Wednesday, May 29, 2013

The Joys of Parenting

"Mom, mom, mama..."

juvenile Florida Scrub Jay


"I'm hungry!"


~sibling rivalry~ "I had it first!"

feuding juvenile Scrub Jays

"NO, I had it first"

"Is it naptime yet???" asks mama.

adult Florida Scrub Jay

"Play with me, mom!"

adult and juvenile Black Vultures

"Time to eat!"

juvenile & adult Anhingas

"Time to eat again!"

juvenile & adult Common Gallinules

"I can do it all by myself!"

juvenile & adult Sandhill Cranes

"I need help!"

 adult Red-shouldered Hawk

"I don't want to eat snake again!"

juvenile Red-shouldered Hawk

~more sibling rivalry~ "You move, I was here first!"

juvenile Anhingas

While parenting can be demanding, one look into a sweet, innocent, little face and we are reminded how lucky we are to hold the title of parents!

Sunday, May 26, 2013

In the Hood

The presence of Pileated Woodpeckers is easy to detect thanks to the amount of noise they make while foraging for bugs. Last week I was really excited to see my first juvenile Pileated perched in an Oak in my yard. 

Dad was in a nearby tree looking for something to eat.

He then delivered a meal to his patiently waiting youngster.

Unfortunately my photo came out exceptionally terrible, but it was a cool interaction to observe (so I shared it anyway).

My neighbors have a Red-shouldered Hawk's nest in their yard. The three juveniles that fledged the nest still remain close by. The parents continue to bring food to the young hawks.

This in an adult (not sure if its one of the parents) that frequents my yard. It isn't very shy and will land in the yard when we are nearby.

Note to self: walk quickly when passing an Osprey in this position (yes, he is aiming for you).

One day on my way home for work, I passed this Osprey enjoying his dinner in the company of a Great Horned Owl:) I counted 7 decoy owls on this particular dock...they appear to have made friends with the neighborhood birds though.

Snakes are a very important part of the local food chain. The rodents feed the snakes; the snakes feed the raptors. I recent saw this Red Rat Snake, also known as a Corn Snake, slithering through the grass.

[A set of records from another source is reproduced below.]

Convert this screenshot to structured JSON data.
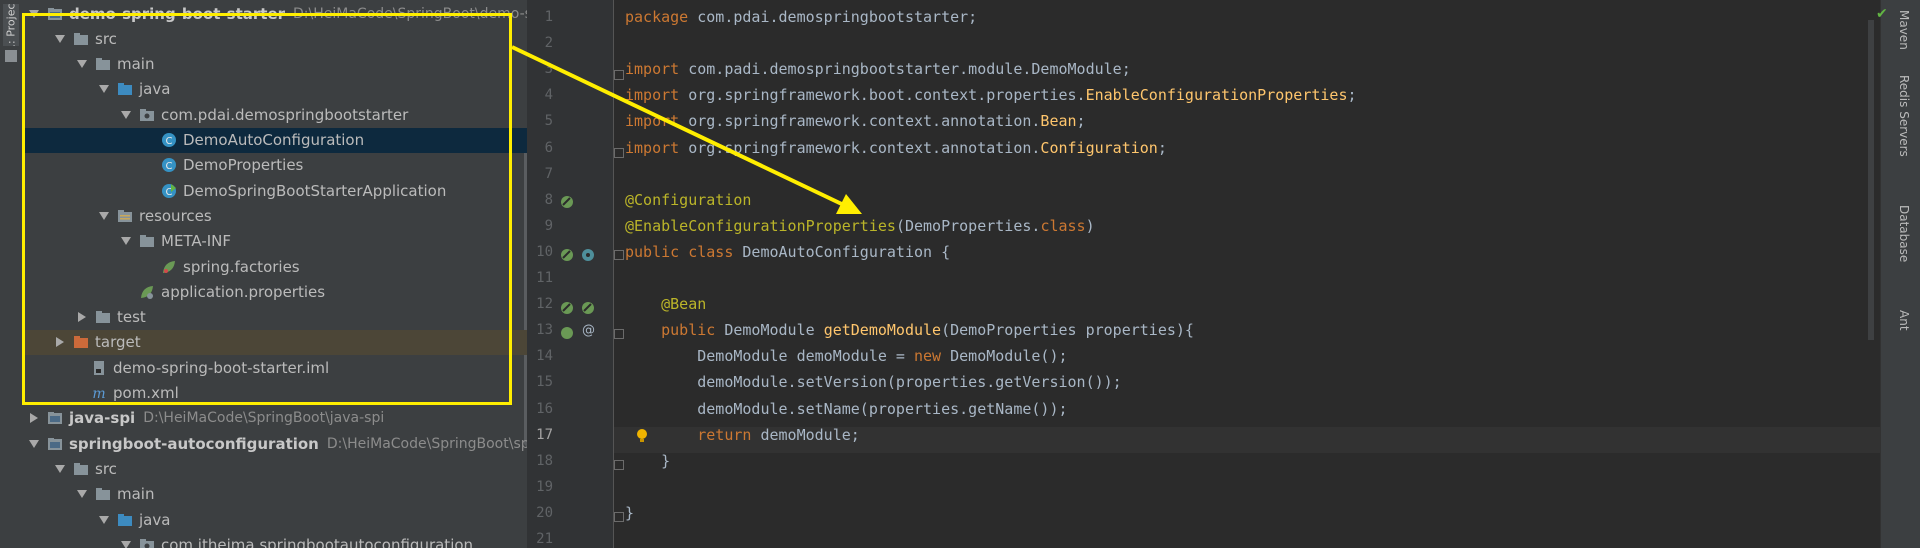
{
  "left_strip": {
    "project_tab_label": "1: Project"
  },
  "tree": {
    "items": [
      {
        "label": "demo-spring-boot-starter",
        "path": "D:\\HeiMaCode\\SpringBoot\\demo-spring-boot-starter",
        "kind": "module"
      },
      {
        "label": "src",
        "kind": "folder"
      },
      {
        "label": "main",
        "kind": "folder"
      },
      {
        "label": "java",
        "kind": "source-folder"
      },
      {
        "label": "com.pdai.demospringbootstarter",
        "kind": "package"
      },
      {
        "label": "DemoAutoConfiguration",
        "kind": "class"
      },
      {
        "label": "DemoProperties",
        "kind": "class"
      },
      {
        "label": "DemoSpringBootStarterApplication",
        "kind": "class-app"
      },
      {
        "label": "resources",
        "kind": "resources-folder"
      },
      {
        "label": "META-INF",
        "kind": "folder"
      },
      {
        "label": "spring.factories",
        "kind": "spring-file"
      },
      {
        "label": "application.properties",
        "kind": "spring-props"
      },
      {
        "label": "test",
        "kind": "folder"
      },
      {
        "label": "target",
        "kind": "target-folder"
      },
      {
        "label": "demo-spring-boot-starter.iml",
        "kind": "iml"
      },
      {
        "label": "pom.xml",
        "kind": "maven"
      },
      {
        "label": "java-spi",
        "path": "D:\\HeiMaCode\\SpringBoot\\java-spi",
        "kind": "module"
      },
      {
        "label": "springboot-autoconfiguration",
        "path": "D:\\HeiMaCode\\SpringBoot\\springboot-autoconfiguration",
        "kind": "module"
      },
      {
        "label": "src",
        "kind": "folder"
      },
      {
        "label": "main",
        "kind": "folder"
      },
      {
        "label": "java",
        "kind": "source-folder"
      },
      {
        "label": "com.itheima.springbootautoconfiguration",
        "kind": "package"
      }
    ]
  },
  "editor": {
    "current_line": 17,
    "lines": [
      {
        "n": "1",
        "tokens": [
          [
            "kw",
            "package "
          ],
          [
            "pl",
            "com.pdai.demospringbootstarter;"
          ]
        ]
      },
      {
        "n": "2",
        "tokens": []
      },
      {
        "n": "3",
        "tokens": [
          [
            "kw",
            "import "
          ],
          [
            "pl",
            "com.padi.demospringbootstarter.module.DemoModule;"
          ]
        ]
      },
      {
        "n": "4",
        "tokens": [
          [
            "kw",
            "import "
          ],
          [
            "pl",
            "org.springframework.boot.context.properties."
          ],
          [
            "ty",
            "EnableConfigurationProperties"
          ],
          [
            "pl",
            ";"
          ]
        ]
      },
      {
        "n": "5",
        "tokens": [
          [
            "kw",
            "import "
          ],
          [
            "pl",
            "org.springframework.context.annotation."
          ],
          [
            "ty",
            "Bean"
          ],
          [
            "pl",
            ";"
          ]
        ]
      },
      {
        "n": "6",
        "tokens": [
          [
            "kw",
            "import "
          ],
          [
            "pl",
            "org.springframework.context.annotation."
          ],
          [
            "ty",
            "Configuration"
          ],
          [
            "pl",
            ";"
          ]
        ]
      },
      {
        "n": "7",
        "tokens": []
      },
      {
        "n": "8",
        "tokens": [
          [
            "ann",
            "@Configuration"
          ]
        ]
      },
      {
        "n": "9",
        "tokens": [
          [
            "ann",
            "@EnableConfigurationProperties"
          ],
          [
            "pl",
            "(DemoProperties."
          ],
          [
            "kw",
            "class"
          ],
          [
            "pl",
            ")"
          ]
        ]
      },
      {
        "n": "10",
        "tokens": [
          [
            "kw",
            "public class "
          ],
          [
            "pl",
            "DemoAutoConfiguration {"
          ]
        ]
      },
      {
        "n": "11",
        "tokens": []
      },
      {
        "n": "12",
        "tokens": [
          [
            "pl",
            "    "
          ],
          [
            "ann",
            "@Bean"
          ]
        ]
      },
      {
        "n": "13",
        "tokens": [
          [
            "pl",
            "    "
          ],
          [
            "kw",
            "public "
          ],
          [
            "pl",
            "DemoModule "
          ],
          [
            "ty",
            "getDemoModule"
          ],
          [
            "pl",
            "(DemoProperties properties){"
          ]
        ]
      },
      {
        "n": "14",
        "tokens": [
          [
            "pl",
            "        DemoModule demoModule = "
          ],
          [
            "kw",
            "new "
          ],
          [
            "pl",
            "DemoModule();"
          ]
        ]
      },
      {
        "n": "15",
        "tokens": [
          [
            "pl",
            "        demoModule.setVersion(properties.getVersion());"
          ]
        ]
      },
      {
        "n": "16",
        "tokens": [
          [
            "pl",
            "        demoModule.setName(properties.getName());"
          ]
        ]
      },
      {
        "n": "17",
        "tokens": [
          [
            "pl",
            "        "
          ],
          [
            "kw",
            "return "
          ],
          [
            "pl",
            "demoModule;"
          ]
        ]
      },
      {
        "n": "18",
        "tokens": [
          [
            "pl",
            "    }"
          ]
        ]
      },
      {
        "n": "19",
        "tokens": []
      },
      {
        "n": "20",
        "tokens": [
          [
            "pl",
            "}"
          ]
        ]
      },
      {
        "n": "21",
        "tokens": []
      }
    ]
  },
  "right_strip": {
    "tabs": [
      "Maven",
      "Redis Servers",
      "Database",
      "Ant"
    ]
  },
  "colors": {
    "highlight": "#ffee00",
    "keyword": "#cc7832",
    "annotation": "#bbb529",
    "method": "#ffc66d",
    "text": "#a9b7c6"
  }
}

I laid in the grass as the snake traveled toward me, then right on past me. If you look closely at the snake's eye, you can see the reflection of the sky.

And what goes great with a relaxing, outdoor Sunday breakfast...

...did you guess watching a Yellow Rat Snake land with a loud thud on the nearby cement boat ramp as it fell from a Palm tree clutching a rat that was fighting for its life. Well, that didn't happen during my breakfast, but it did during my neighbor's who preceded to call me over as I worked in the yard. I then watched the snake have its Sunday breakfast.

Interesting to see how quickly the snake swallowed the large rat.

A final wave goodbye...

And the snake was off. I was glad I had already eaten!

Thursday, May 9, 2013

Osprey Action

Ospreys are plentiful around my house. There are actually nests every 1/4 mile for several miles. They have been partaking in nesting activities for several months. I haven't, however, seen or heard any babies in any of the nests.

Two's company, three's a crowd...yup...these Ospreys aren't fond of visitors. 

They usually quickly escort unwanted intruders away...

...with a stern warning to stay away or else!

The happy couple back together!

Dinner time!

I captured this Osprey yesterday evening enjoying its dinner as the sun was setting!

Friday, May 3, 2013

What a Wrack!

Nothing about today shouted it would be a great day to head to the beach. None the less, that is where we ended up. We even deviated from our usual stomping ground, Jetty Park, but only by a mile. The tot and I stopped off at a small park, loaded the wagon, and headed up the beach. While my son searched for buried treasures, I searched for birds. The weather has been poor the last few days, so I was hoping something unexpected might show up.

As we entered the beach, it was kind of hard miss the massive wrack line that spanned as far as we could see. We headed north, toward Jetty Park, which was a possible destination, so long as the threat of rain remained low.

Semipalmated Plover

I was happy to see that the abundance of sea debris attracted an abundance of shorebirds.

nonbreeding Sanderling

breeding Sanderling

Least Sandpiper

Semipalmated Sandpiper?

breeding Ruddy Turnstone

It was a good idea to watch your step today...

Luckily we avoided any painful steps...

Coming into to the port...

 Have a relaxing weekend!

(This little fellow fell out of an oak tree in my yard and landed a few feet from me...thankfully not on me)